Return every line from the records below that has the word "content".

§ **RECORDS SHOWN**
☆ ☆ ☆ ☆ ☆

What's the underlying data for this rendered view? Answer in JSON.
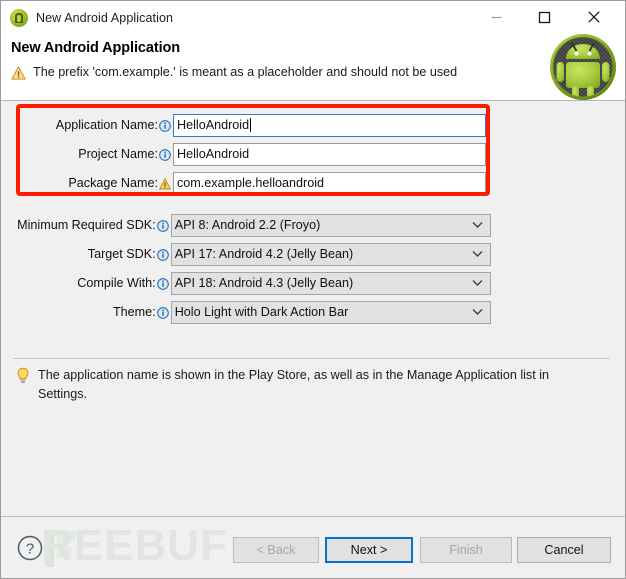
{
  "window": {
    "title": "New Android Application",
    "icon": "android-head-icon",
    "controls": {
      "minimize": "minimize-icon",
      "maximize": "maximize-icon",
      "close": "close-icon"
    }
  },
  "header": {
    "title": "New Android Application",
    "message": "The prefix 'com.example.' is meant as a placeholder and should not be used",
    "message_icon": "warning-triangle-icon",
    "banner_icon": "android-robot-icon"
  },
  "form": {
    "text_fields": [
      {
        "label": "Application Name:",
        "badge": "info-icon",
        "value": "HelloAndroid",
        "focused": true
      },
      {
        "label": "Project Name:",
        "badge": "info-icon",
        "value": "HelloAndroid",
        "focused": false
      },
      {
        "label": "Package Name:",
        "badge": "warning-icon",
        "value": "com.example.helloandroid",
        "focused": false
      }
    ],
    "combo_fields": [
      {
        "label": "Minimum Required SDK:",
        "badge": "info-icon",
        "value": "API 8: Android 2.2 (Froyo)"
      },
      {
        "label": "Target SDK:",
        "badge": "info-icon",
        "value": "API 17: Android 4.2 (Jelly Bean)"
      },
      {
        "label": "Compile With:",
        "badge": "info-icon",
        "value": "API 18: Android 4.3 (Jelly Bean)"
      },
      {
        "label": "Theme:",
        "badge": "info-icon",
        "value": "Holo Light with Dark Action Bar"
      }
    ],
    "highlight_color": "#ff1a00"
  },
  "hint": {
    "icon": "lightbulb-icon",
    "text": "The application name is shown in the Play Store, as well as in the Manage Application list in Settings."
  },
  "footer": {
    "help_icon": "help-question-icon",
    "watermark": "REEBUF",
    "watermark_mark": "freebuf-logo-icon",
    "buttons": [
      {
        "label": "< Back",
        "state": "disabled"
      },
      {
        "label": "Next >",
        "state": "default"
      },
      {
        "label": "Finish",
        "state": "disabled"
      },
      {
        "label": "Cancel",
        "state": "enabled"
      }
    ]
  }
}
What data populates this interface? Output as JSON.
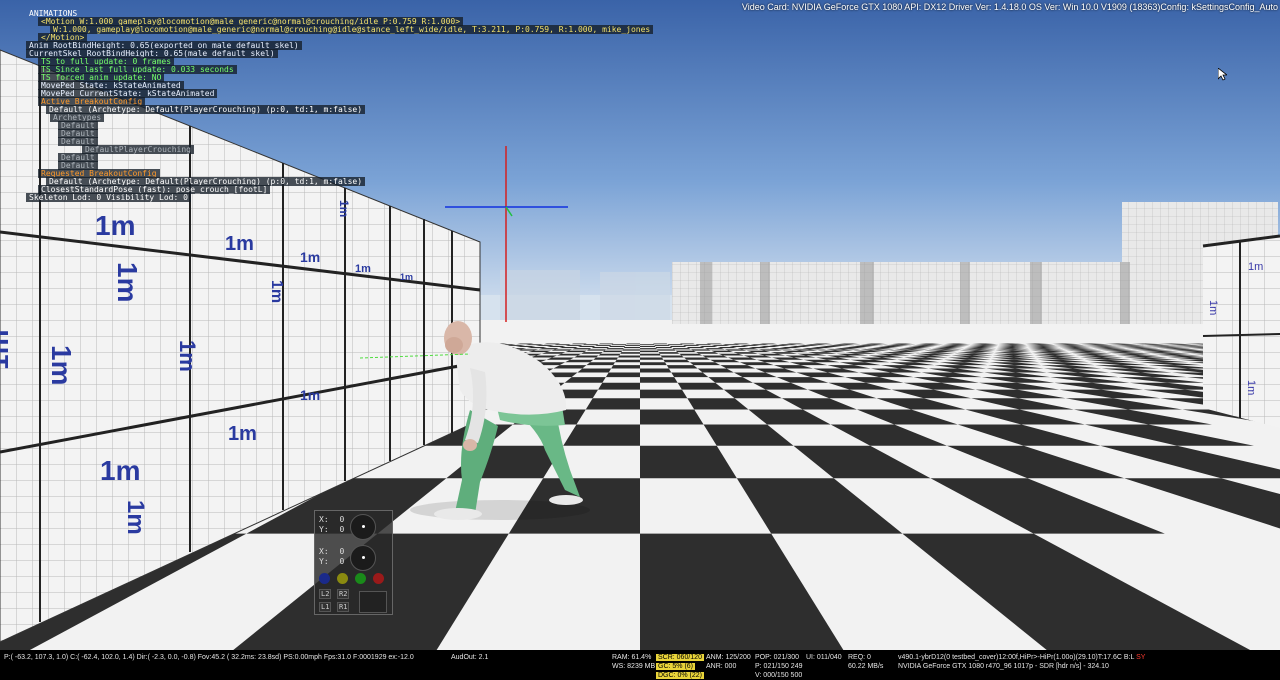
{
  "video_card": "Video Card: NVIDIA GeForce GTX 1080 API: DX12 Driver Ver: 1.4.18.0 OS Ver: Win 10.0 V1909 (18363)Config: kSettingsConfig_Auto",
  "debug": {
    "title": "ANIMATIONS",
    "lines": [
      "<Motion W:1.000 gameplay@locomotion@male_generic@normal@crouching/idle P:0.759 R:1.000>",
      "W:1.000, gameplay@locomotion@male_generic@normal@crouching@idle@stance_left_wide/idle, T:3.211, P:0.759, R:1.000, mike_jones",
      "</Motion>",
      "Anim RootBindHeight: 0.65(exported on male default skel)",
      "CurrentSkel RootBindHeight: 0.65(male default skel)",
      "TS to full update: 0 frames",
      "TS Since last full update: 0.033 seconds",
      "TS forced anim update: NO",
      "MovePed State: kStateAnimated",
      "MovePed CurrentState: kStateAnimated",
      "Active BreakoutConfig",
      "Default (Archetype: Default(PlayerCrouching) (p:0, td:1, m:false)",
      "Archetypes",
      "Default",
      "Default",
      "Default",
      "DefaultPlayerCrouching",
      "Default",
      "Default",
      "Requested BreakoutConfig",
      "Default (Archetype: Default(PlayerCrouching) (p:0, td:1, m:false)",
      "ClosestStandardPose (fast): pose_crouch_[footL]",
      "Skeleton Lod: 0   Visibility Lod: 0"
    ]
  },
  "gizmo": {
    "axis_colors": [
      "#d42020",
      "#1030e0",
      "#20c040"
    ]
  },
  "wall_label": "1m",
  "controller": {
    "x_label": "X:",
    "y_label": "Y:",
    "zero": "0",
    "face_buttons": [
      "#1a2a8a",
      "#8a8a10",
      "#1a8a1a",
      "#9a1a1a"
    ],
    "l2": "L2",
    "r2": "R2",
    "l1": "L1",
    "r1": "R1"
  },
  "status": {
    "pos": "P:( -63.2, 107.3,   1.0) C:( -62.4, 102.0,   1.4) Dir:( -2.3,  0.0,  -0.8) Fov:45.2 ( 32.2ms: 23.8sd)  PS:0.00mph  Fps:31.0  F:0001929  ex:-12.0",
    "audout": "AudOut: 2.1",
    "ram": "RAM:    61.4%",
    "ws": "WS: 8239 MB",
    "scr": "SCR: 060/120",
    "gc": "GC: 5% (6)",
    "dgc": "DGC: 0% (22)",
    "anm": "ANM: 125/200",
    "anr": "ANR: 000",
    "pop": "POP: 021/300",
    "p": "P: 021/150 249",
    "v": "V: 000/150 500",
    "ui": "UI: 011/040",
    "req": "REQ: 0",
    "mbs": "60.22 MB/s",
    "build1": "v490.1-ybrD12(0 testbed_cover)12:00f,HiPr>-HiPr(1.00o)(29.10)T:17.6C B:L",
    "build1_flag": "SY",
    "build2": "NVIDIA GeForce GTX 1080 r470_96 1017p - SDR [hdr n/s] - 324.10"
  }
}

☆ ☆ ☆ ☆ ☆

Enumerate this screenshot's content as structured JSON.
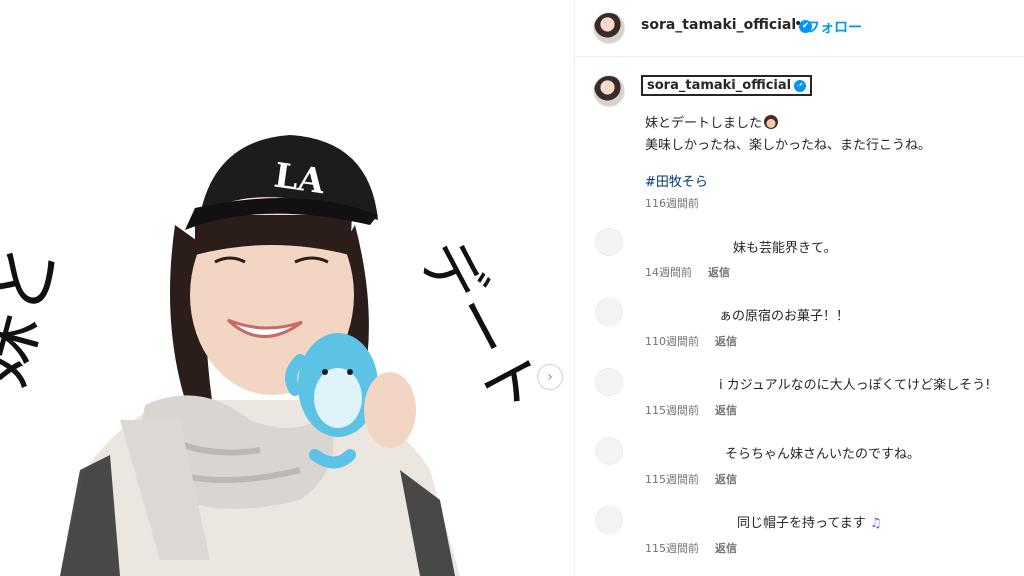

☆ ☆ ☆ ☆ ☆

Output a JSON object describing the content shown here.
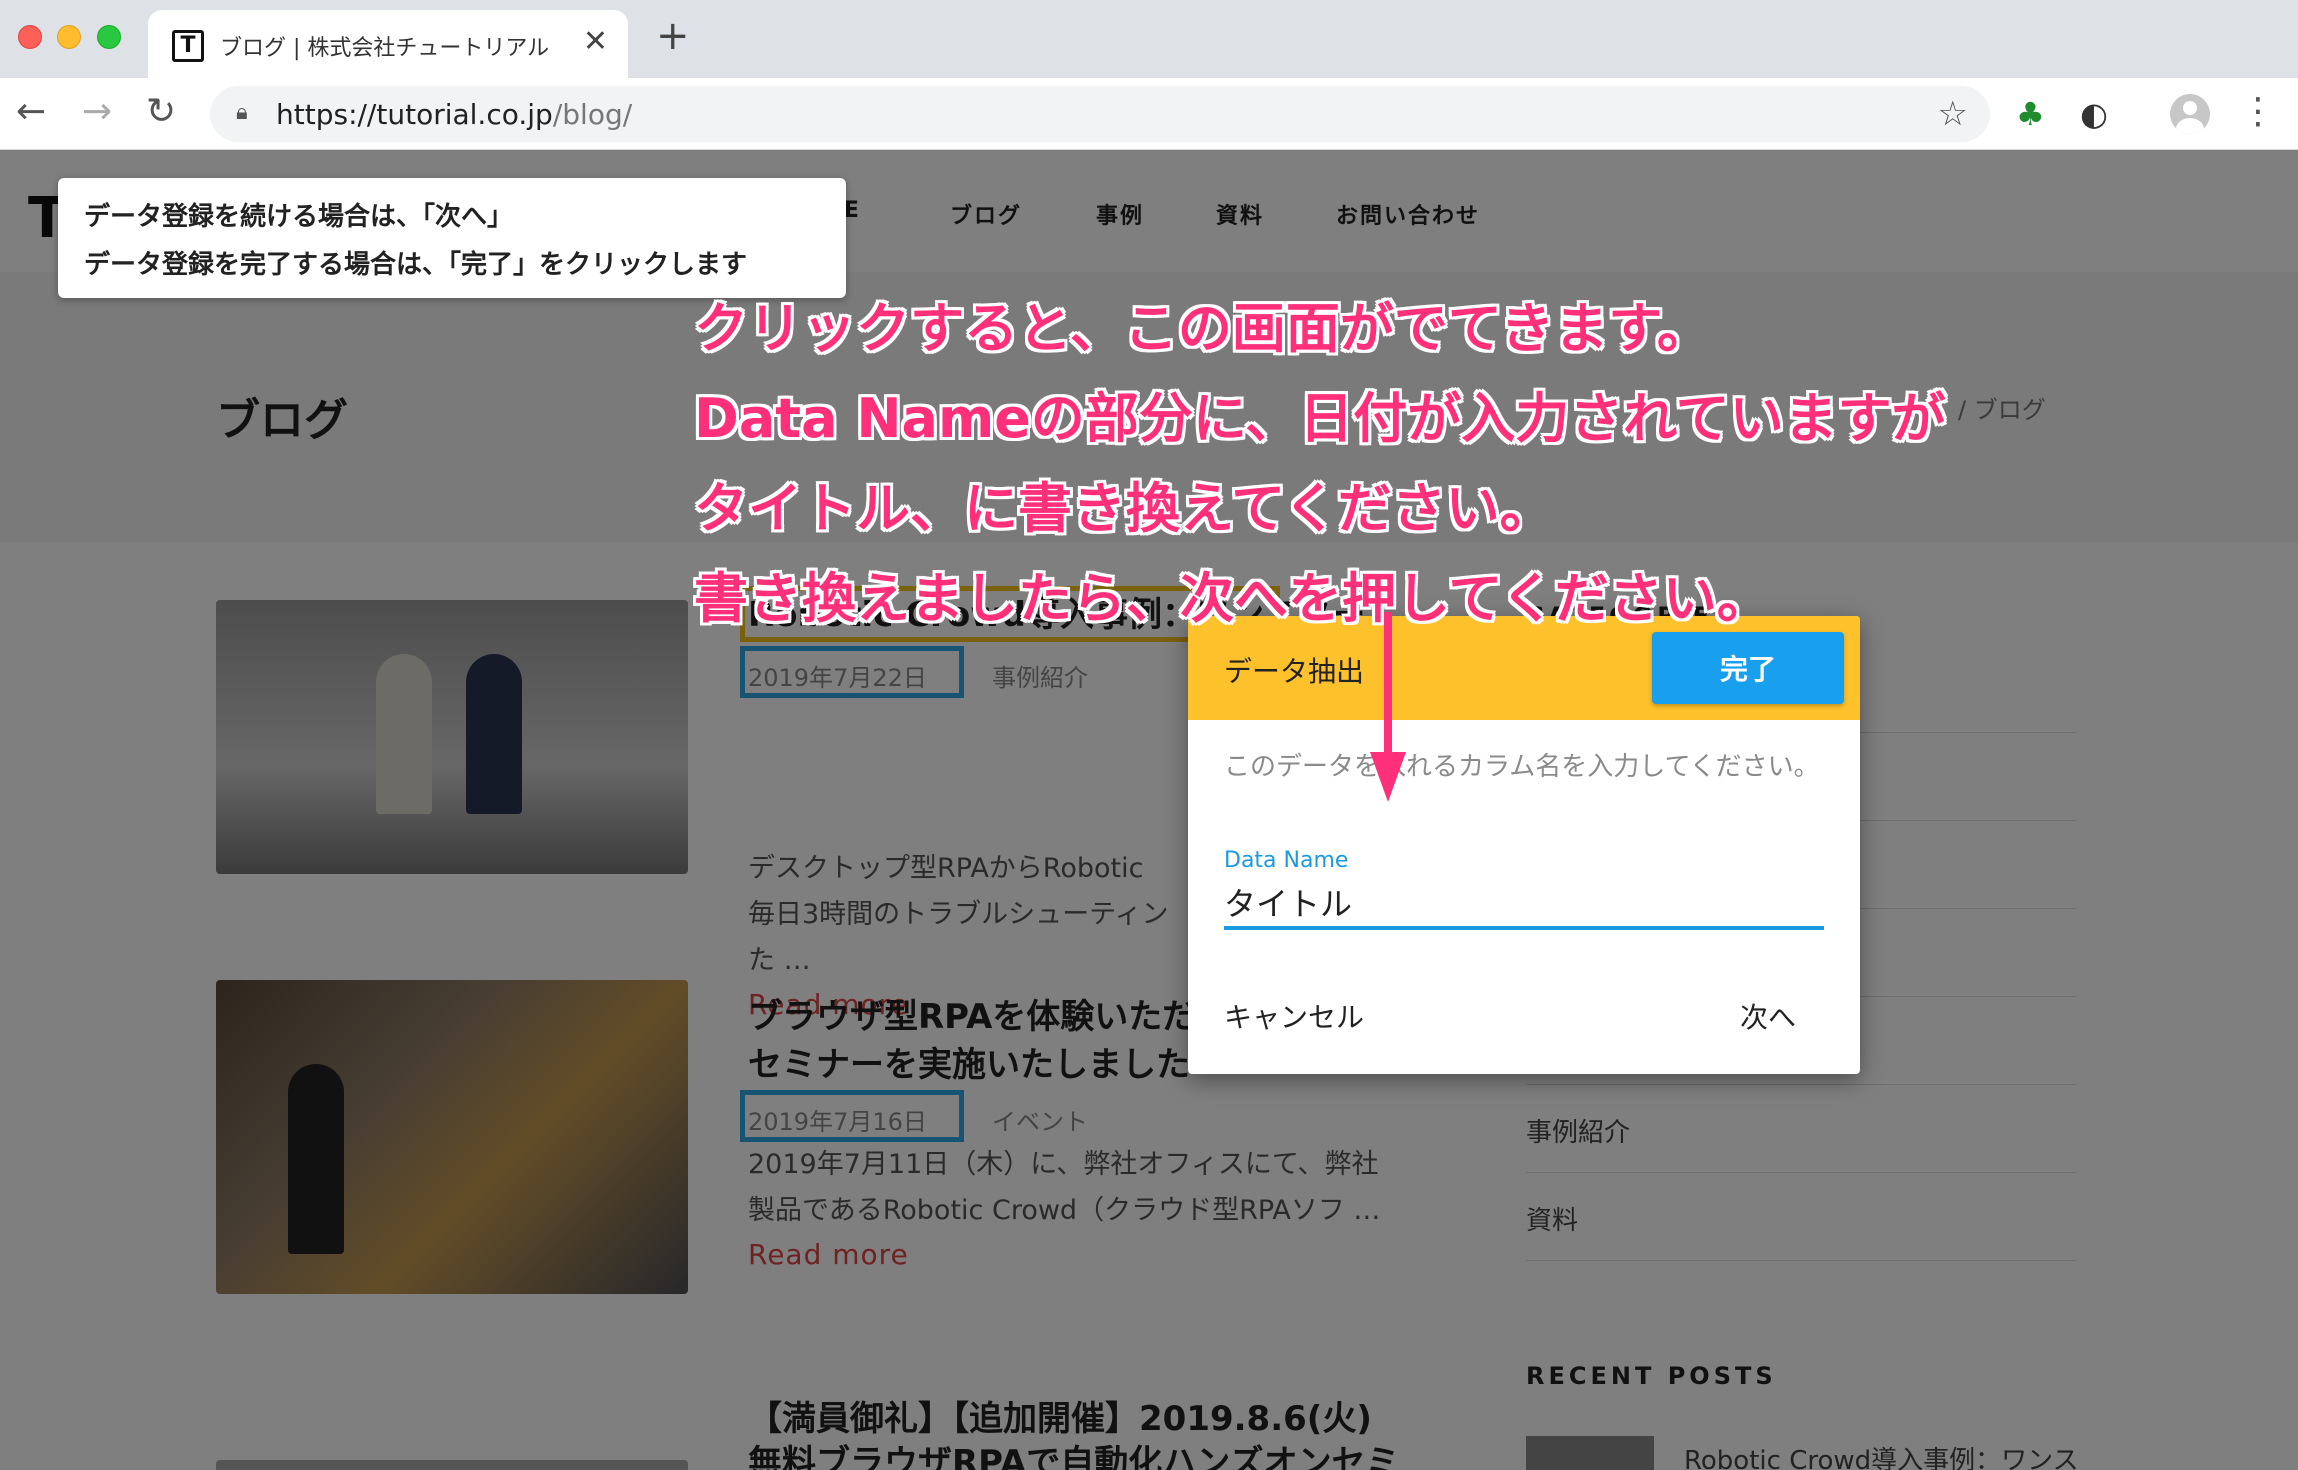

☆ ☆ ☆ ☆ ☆

§ **RESULT OF THE EXERCISE**
Enumerate this screenshot's content as structured JSON.
Output a JSON object describing the content shown here.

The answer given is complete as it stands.